April 6, 2016
I’ve been reading a lot of books, reading about books, and reading about the people who write books. But the people who are most on my mind are the people who read books and discuss books.
CapRadioReads has been around for more than three years. We have enjoyed countless, wonderful interviews with authors who visit to talk with Donna Apidone. Those evenings are interesting and fun, but they are just one component of our group.
Back to basics: We are a book club. We thrive on getting together to talk to each other about books. What makes our gatherings special? Curiosity. People who come to CapRadioReads are curious about authors and why they write. We want to know how authors develop a plot, how they research their topics and what they think of the results of their efforts. More than that, we are genuinely curious to hear the opinions of others in the group. Some of the faces change from month to month and, in general, it is a warm and welcoming bunch of avid readers.
If you’ve been thinking about visiting CapRadioReads, this is the perfect time. We still have space at the table for our two meetings – 2 p.m. and 6 p.m. on Tuesday, April 12th. We will discuss Sara Gruen’s latest book At The Water’s Edge.
I'm curious about what you think, so join us.
March 30, 2016
Sara Gruen, the author of our April selection, At The Water's Edge, is an animal lover. In fact, she says her goat is the world's fussiest pet (anyone who loves goats is alright in my book). She is also a bit of a Loch Ness Monster expert. She has done lots of research into the history and validity of sightings. Apparently, alleged visions increased with the construction of a fairly major road near the Loch. Gruen tells a story of a woman in the 1940's, in the same era as this book, who claimed to see the monster crossing the road with a sheep in its mouth. Really?
Do you believe it's real? Join in our conversation about the book and Nessie. We have two meetings scheduled for Tuesday, the 12th.
March 23, 2016
Imagine a stay in a quaint Scottish pub, with home cooking and a caring host, and a heathery, foggy landscape. It may seem a dream of a vacation, but for Maggie, her husband and his friend, Hank, it's not all it's cracked up to be.
At The Water's Edge is our pick for CapRadio Reads in April, and the book’s idyllic setting turns very troubling and dark. It is, however, a place for Maddie's metamorphosis. Her transformation is one of the redeeming aspects of this tale, and what happens around Maddie has as much influence on her as what happens to her.

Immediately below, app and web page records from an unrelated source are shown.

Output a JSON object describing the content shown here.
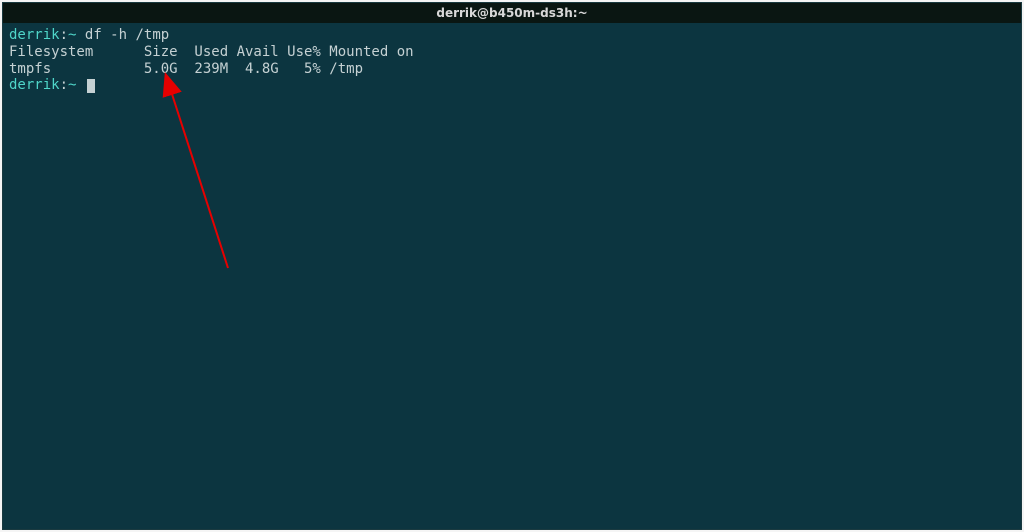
{
  "window": {
    "title": "derrik@b450m-ds3h:~"
  },
  "terminal": {
    "prompt": {
      "user": "derrik",
      "sep1": ":",
      "path": "~",
      "sep2": " "
    },
    "lines": {
      "cmd1": "df -h /tmp",
      "header": "Filesystem      Size  Used Avail Use% Mounted on",
      "row": "tmpfs           5.0G  239M  4.8G   5% /tmp"
    }
  },
  "annotation": {
    "arrow_color": "#e60000"
  },
  "chart_data": {
    "type": "table",
    "title": "df -h /tmp",
    "columns": [
      "Filesystem",
      "Size",
      "Used",
      "Avail",
      "Use%",
      "Mounted on"
    ],
    "rows": [
      {
        "Filesystem": "tmpfs",
        "Size": "5.0G",
        "Used": "239M",
        "Avail": "4.8G",
        "Use%": "5%",
        "Mounted on": "/tmp"
      }
    ]
  }
}
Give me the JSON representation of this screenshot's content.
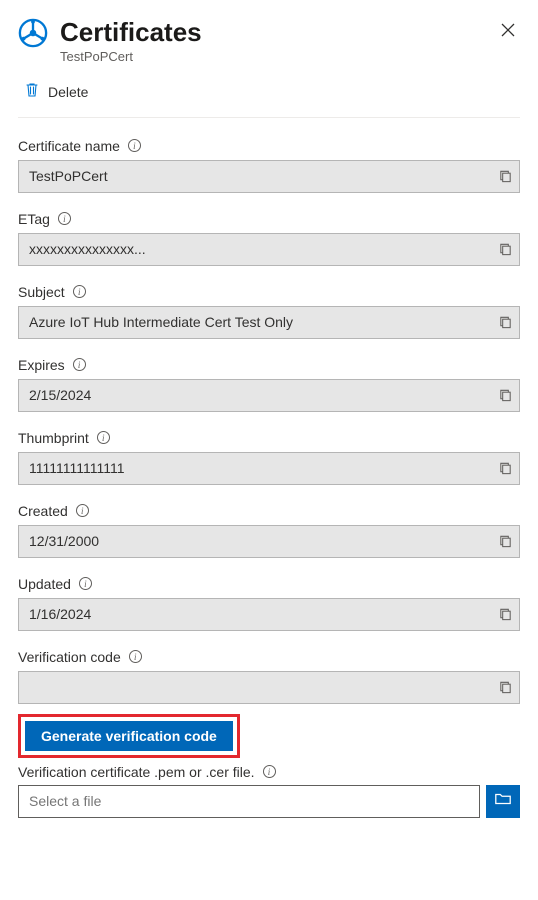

I hope you enjoyed this selection. I chose it because sometimes an imperfect book is more interesting than a perfect one. This book’s imperfection is likely to inspire quite a discussion at our meetings on April 12th. Sign up for a place at the table at 2 p.m. or at 6 p.m.
March 16, 2016
Although Sara Gruen's book, At The Water's Edge, has real-life escapades on the sea during World War II, the story itself could have been something a young Dominick Dunne would have written for Vanity Fair.
We start out in Philadelphia with a group of family and friends who are too privileged, too rich and, possibly, not too bright. Despicable is a word that comes to mind to describe them, but even despicable people have hard luck. It is just this luck that sets Maddie and her husband, Ellis, on a path toward Scotland and Loch Ness.
It's a good story, but are these people too unlikeable? Can we be sympathetic to their traumas? Should we be? As our group meets to discuss this novel, I wonder whether we will be able to separate our feelings for the characters from our feelings for the book itself.
Come join the conversation. We need a good debate here. Come to either session on Tuesday, April 12th, and tell us what you think. Let's show everyone we can have civil discourse about our books. See you there.
March 8, 2016
Sara Gruen, author of Like Water for Elephants, has chosen a remarkable creature to feature in her new novel, At the Water's Edge, our selection for our April face-to-face meetings.
Nessie, the nickname for the elusive Loch Ness Monster, makes a cameo appearance in this tale that starts out as a lark on the part of some entitled friends, and turns into a quest that becomes quite frightening. The story, which takes place during World War II, is a drama - a love story and a lesson in history - woven into the tartan of the Scottish highlands.
We will meet Maddie, whose tragic history propelled her to join friends on a journey from Philadelphia and across the Atlantic Ocean in the midst of submarine warfare, to seek the monster, perhaps a metaphor for Hitler. She and her friends deal with all sorts of montsers in this elegantly written book.
Join us on Tuesday, April 12 at one of our two face-to-face meetings. You will enjoy the conversation as much as the book, I'm sure.